The Tax Court also addressed the argument that PMP's right to take back conserved land by relocating the building areas was permissible because any relocated building areas would still be within the boundaries of the conservation area set out in the easements. The court explained that while the building areas are within the conservation area, they are not subject to the easements in any meaningful sense. As the court pointed out, the stated purpose of the easements was to conserve natural fish and wildlife habitats and preserve open spaces, and accordingly the easements forbid all residential development and the erection of structures in the conservation area. As the building areas were to be used specifically for residential development, the court found that they were exempt from the easements because they permit uses antithetical to the easements' conservation purposes.
2007 easement: The Tax Court looked favorably upon the 2007 easement because, unlike the other two, it did not designate any building areas or permit any residential construction in the conservation area and did not reserve to PMP the right to build auxiliary structures other than a water tower and related underground pipes and hunting blinds. The court found that these would have no effect on whether the perpetuity requirement under Sec. 170(h)(2)(C) was met, so the court found that the 2007 easement met the perpetuity requirements of Sec. 170(h)(2)(C) and was a qualified real property interest and that PMP was entitled to a charitable deduction for the donation of the easement.

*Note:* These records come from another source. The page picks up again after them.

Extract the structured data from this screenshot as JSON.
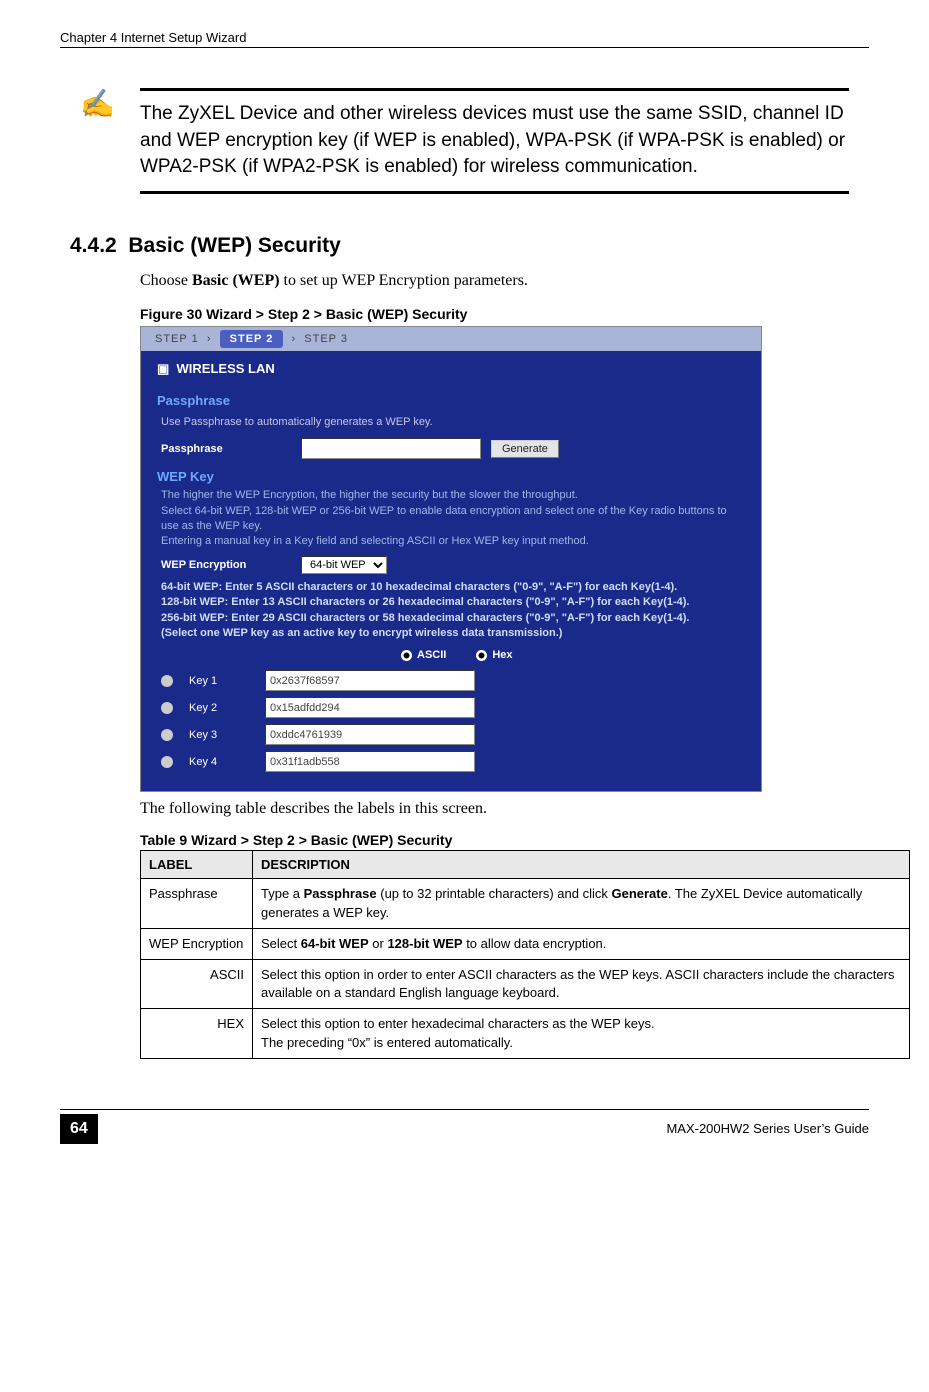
{
  "chapter_header": "Chapter 4 Internet Setup Wizard",
  "note": {
    "icon": "✍",
    "text": "The ZyXEL Device and other wireless devices must use the same SSID, channel ID and WEP encryption key (if WEP is enabled), WPA-PSK (if WPA-PSK is enabled) or WPA2-PSK (if WPA2-PSK is enabled) for wireless communication."
  },
  "section": {
    "number": "4.4.2",
    "title": "Basic (WEP) Security"
  },
  "intro_text_prefix": "Choose ",
  "intro_text_bold": "Basic (WEP)",
  "intro_text_suffix": " to set up WEP Encryption parameters.",
  "figure_caption": "Figure 30   Wizard > Step 2 > Basic (WEP) Security",
  "screenshot": {
    "steps": {
      "s1": "STEP 1",
      "s2": "STEP 2",
      "s3": "STEP 3",
      "sep": "›"
    },
    "wlan_title": "WIRELESS LAN",
    "passphrase_section": "Passphrase",
    "passphrase_hint": "Use Passphrase to automatically generates a WEP key.",
    "passphrase_label": "Passphrase",
    "generate_button": "Generate",
    "wepkey_section": "WEP Key",
    "wep_intro": "The higher the WEP Encryption, the higher the security but the slower the throughput.\nSelect 64-bit WEP, 128-bit WEP or 256-bit WEP to enable data encryption and select one of the Key radio buttons to use as the WEP key.\nEntering a manual key in a Key field and selecting ASCII or Hex WEP key input method.",
    "wep_encryption_label": "WEP Encryption",
    "wep_encryption_value": "64-bit WEP",
    "bits_hint": "64-bit WEP: Enter 5 ASCII characters or 10 hexadecimal characters (\"0-9\", \"A-F\") for each Key(1-4).\n128-bit WEP: Enter 13 ASCII characters or 26 hexadecimal characters (\"0-9\", \"A-F\") for each Key(1-4).\n256-bit WEP: Enter 29 ASCII characters or 58 hexadecimal characters (\"0-9\", \"A-F\") for each Key(1-4).\n(Select one WEP key as an active key to encrypt wireless data transmission.)",
    "ascii_label": "ASCII",
    "hex_label": "Hex",
    "keys": [
      {
        "label": "Key 1",
        "value": "0x2637f68597"
      },
      {
        "label": "Key 2",
        "value": "0x15adfdd294"
      },
      {
        "label": "Key 3",
        "value": "0xddc4761939"
      },
      {
        "label": "Key 4",
        "value": "0x31f1adb558"
      }
    ]
  },
  "post_figure_text": "The following table describes the labels in this screen.",
  "table_caption": "Table 9   Wizard > Step 2 > Basic (WEP) Security",
  "table": {
    "headers": {
      "label": "LABEL",
      "desc": "DESCRIPTION"
    },
    "rows": [
      {
        "label": "Passphrase",
        "desc_pre": "Type a ",
        "desc_b1": "Passphrase",
        "desc_mid": " (up to 32 printable characters) and click ",
        "desc_b2": "Generate",
        "desc_post": ". The ZyXEL Device automatically generates a WEP key."
      },
      {
        "label": "WEP Encryption",
        "desc_pre": "Select ",
        "desc_b1": "64-bit WEP",
        "desc_mid": " or ",
        "desc_b2": "128-bit WEP",
        "desc_post": " to allow data encryption."
      },
      {
        "label": "ASCII",
        "sub": true,
        "desc": "Select this option in order to enter ASCII characters as the WEP keys. ASCII characters include the characters available on a standard English language keyboard."
      },
      {
        "label": "HEX",
        "sub": true,
        "desc": "Select this option to enter hexadecimal characters as the WEP keys.\nThe preceding “0x” is entered automatically."
      }
    ]
  },
  "footer": {
    "page": "64",
    "guide": "MAX-200HW2 Series User’s Guide"
  }
}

Other arguments against the 2007 easement: The IRS also attacked the 2007 easement based on a general amendment provision allowing PMP and NALT to agree to amendments to the easement that were not inconsistent with their conservation purposes. The IRS argued that this provision could enable PMP and NALT to amend the easement in ways that would violate the statutory perpetuity requirements. Therefore, the restrictions in the easement should be regarded as not being restrictions in perpetuity.
The court stated that it had found no support for the IRS's position in the statute, regulations, decided cases, or legislative policy underlying the statute, and that if this position were generally adopted, it would prevent any donor of an easement that permitted amendments from qualifying for a charitable contribution. Accordingly, it rejected the argument.
The IRS also argued that while the 2007 easement protected a valid conservation purpose, the easement was not made exclusively for conservation purposes as required by Sec. 170(h)(1)(C) because the conservation purpose was not protected in perpetuity. While PMP presented testimony from an NALT biologist in its defense on this point, the IRS produced no evidence at all, so the Tax Court rejected this argument.
PMP will undoubtedly appeal this case to the Eleventh Circuit, and, regardless of how it decides, the court's decision will be ripe for review by the Supreme Court because of the circuit split on the issue. However, given the Supreme Court's reluctance to hear tax cases, and the limited number of situations that involve the issue, it seems unlikely that it would take the case. Thus, how a conservation easement like PMP's is treated for tax purposes will probably continue to depend on the federal circuit in which the land is located.
Pine Mountain Preserve, LLLP, 151 T.C. No. 14 (2018)